__YOUR GOAL__:
Could you filter the data below down to the lines that hold the word "about"?
[[ MATERIAL SUPPLIED open ]]
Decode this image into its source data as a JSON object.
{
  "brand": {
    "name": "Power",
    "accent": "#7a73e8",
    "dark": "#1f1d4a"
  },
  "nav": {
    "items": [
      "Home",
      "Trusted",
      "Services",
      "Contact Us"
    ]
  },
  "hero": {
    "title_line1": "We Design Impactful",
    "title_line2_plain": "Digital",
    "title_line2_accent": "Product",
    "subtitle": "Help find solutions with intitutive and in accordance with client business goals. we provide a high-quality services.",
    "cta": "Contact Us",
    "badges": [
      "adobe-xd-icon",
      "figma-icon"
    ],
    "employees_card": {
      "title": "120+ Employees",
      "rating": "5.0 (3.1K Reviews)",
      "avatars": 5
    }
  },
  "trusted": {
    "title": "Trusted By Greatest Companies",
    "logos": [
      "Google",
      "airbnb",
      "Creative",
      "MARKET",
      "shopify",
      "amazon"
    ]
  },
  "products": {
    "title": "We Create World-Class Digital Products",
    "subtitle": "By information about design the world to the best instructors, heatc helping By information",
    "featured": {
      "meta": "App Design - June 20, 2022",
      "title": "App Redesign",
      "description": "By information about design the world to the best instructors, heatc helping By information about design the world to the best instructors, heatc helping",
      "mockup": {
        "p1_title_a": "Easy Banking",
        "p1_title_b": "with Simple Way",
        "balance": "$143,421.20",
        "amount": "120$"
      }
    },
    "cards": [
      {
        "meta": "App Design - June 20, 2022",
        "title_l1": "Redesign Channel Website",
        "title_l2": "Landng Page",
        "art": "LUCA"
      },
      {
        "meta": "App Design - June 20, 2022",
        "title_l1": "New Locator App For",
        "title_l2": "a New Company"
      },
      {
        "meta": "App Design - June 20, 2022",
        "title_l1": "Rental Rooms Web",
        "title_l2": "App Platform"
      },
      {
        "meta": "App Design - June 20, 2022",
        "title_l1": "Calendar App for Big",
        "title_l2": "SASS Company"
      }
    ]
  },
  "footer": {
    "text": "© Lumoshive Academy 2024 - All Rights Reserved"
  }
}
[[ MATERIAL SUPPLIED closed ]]
__ANSWER SPACE__:
    "subtitle": "By information about design the world to the best instructors, heatc helping By information",
      "description": "By information about design the world to the best instructors, heatc helping By information about design the world to the best instructors, heatc helping",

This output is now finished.